(SUPPLIED MATERIAL Opens)

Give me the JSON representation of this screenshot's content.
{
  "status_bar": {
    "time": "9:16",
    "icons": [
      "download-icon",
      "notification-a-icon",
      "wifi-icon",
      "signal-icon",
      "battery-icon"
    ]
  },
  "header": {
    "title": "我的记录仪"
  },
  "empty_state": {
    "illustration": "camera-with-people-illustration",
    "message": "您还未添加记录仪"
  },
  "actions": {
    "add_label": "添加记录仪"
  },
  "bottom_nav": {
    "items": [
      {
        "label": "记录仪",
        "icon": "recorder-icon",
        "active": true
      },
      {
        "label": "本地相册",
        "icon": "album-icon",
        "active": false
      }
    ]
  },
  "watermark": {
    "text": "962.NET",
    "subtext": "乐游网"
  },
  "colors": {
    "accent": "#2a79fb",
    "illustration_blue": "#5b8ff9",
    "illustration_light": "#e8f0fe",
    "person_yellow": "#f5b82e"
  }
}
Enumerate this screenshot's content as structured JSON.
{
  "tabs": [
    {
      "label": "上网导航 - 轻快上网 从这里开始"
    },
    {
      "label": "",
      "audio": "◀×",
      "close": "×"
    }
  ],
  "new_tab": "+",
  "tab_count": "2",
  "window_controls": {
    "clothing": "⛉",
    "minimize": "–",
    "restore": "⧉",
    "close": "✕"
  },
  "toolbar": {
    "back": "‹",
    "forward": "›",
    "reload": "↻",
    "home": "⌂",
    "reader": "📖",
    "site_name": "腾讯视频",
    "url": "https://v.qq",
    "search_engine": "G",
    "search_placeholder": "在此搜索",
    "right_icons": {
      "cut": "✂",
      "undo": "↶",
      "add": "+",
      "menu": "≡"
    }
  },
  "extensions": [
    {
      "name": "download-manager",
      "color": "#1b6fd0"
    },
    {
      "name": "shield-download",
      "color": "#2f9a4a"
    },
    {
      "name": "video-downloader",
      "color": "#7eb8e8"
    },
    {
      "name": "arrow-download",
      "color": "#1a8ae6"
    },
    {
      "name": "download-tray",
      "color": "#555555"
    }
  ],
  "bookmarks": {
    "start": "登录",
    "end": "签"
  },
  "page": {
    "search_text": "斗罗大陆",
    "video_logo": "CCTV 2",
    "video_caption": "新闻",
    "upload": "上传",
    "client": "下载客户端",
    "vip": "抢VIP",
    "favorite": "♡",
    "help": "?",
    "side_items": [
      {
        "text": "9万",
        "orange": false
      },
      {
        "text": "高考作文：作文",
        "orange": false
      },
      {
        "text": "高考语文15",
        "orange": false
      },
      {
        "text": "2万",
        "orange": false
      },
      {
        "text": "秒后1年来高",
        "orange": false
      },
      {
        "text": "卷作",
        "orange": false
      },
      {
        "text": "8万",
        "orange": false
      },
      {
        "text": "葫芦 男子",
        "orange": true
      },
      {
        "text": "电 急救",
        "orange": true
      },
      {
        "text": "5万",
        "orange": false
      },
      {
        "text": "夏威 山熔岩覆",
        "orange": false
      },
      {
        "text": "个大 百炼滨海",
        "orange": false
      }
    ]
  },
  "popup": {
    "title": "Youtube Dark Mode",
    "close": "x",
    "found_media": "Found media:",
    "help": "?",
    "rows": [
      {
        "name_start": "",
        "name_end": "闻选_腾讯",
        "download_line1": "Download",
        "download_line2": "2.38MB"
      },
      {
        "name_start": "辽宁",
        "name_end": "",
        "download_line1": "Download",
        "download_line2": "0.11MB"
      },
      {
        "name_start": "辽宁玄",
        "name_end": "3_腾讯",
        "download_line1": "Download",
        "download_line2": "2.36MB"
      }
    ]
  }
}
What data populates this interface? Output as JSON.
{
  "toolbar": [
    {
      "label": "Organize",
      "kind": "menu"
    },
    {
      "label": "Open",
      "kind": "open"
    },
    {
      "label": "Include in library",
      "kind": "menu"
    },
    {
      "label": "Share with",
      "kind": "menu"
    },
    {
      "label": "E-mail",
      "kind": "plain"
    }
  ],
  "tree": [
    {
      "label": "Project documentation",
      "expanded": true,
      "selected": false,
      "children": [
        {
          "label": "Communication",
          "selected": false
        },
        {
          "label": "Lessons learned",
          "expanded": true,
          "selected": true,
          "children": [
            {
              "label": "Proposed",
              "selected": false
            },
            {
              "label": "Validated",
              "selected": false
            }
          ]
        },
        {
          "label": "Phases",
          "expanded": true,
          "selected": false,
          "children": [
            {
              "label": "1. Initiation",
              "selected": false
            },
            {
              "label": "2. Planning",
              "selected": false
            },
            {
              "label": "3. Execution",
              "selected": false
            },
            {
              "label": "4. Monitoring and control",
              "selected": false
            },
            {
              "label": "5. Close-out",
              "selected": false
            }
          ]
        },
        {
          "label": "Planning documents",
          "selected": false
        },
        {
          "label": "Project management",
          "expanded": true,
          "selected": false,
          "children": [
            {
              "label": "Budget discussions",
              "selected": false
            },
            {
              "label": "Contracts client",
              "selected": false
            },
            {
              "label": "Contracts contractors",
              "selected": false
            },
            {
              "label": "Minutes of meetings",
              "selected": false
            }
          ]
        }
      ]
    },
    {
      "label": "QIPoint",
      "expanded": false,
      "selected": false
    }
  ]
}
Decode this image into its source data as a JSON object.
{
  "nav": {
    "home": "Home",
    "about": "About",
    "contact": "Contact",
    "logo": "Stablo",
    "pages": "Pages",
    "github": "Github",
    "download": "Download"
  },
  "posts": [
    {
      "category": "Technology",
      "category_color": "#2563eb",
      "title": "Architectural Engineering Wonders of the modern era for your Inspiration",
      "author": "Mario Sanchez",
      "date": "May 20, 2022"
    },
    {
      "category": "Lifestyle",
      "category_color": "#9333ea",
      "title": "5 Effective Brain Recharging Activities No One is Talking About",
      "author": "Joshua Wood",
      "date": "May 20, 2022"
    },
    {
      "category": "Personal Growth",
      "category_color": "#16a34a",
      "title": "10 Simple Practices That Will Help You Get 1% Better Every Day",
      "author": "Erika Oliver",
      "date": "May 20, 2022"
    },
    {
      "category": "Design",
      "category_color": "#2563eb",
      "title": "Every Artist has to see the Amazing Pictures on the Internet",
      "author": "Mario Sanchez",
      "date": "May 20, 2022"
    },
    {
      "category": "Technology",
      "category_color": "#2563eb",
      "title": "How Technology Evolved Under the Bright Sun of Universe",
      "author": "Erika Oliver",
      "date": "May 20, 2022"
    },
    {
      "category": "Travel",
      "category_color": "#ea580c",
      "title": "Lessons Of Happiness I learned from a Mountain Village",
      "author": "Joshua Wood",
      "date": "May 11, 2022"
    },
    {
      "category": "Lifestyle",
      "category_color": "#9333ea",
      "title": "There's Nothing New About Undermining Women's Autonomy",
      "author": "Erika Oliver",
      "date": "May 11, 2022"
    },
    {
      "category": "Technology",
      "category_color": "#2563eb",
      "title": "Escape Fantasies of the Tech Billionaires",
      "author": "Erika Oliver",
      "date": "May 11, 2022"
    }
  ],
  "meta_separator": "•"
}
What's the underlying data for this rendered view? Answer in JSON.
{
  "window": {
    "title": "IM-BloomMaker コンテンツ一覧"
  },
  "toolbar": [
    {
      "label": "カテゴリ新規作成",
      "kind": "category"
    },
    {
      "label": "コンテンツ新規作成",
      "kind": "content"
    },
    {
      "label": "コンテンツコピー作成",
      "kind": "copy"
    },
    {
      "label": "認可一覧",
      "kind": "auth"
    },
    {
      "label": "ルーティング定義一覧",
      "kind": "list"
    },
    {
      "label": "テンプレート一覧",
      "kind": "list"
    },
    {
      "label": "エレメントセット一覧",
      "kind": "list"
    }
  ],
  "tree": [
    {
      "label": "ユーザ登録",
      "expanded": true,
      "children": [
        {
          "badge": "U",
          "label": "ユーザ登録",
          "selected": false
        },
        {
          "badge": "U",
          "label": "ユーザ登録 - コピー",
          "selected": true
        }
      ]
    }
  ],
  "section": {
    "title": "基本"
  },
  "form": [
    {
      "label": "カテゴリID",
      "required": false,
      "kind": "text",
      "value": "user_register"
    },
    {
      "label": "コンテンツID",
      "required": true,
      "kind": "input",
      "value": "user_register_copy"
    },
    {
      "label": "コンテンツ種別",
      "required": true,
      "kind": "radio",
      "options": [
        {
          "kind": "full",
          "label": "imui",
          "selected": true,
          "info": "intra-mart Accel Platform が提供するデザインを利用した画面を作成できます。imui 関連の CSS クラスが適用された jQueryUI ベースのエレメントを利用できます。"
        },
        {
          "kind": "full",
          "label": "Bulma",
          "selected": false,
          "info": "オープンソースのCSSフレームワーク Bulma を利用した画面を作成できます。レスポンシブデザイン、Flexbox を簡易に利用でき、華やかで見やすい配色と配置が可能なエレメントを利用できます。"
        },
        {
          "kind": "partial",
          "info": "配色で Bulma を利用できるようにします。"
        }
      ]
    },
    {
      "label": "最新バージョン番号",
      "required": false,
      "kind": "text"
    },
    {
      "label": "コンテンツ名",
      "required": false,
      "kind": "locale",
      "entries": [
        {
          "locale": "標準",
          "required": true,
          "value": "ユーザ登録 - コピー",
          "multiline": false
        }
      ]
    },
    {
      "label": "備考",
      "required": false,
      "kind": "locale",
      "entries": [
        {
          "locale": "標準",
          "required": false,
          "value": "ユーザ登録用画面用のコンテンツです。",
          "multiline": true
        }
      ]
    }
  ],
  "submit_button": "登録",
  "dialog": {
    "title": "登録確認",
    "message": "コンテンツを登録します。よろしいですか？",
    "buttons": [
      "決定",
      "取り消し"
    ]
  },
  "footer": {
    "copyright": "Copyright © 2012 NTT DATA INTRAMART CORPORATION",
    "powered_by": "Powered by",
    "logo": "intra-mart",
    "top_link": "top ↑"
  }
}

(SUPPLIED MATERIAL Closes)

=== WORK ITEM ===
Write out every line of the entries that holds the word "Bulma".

=== FINAL ANSWER ===
          "label": "Bulma",
          "info": "オープンソースのCSSフレームワーク Bulma を利用した画面を作成できます。レスポンシブデザイン、Flexbox を簡易に利用でき、華やかで見やすい配色と配置が可能なエレメントを利用できます。"
          "info": "配色で Bulma を利用できるようにします。"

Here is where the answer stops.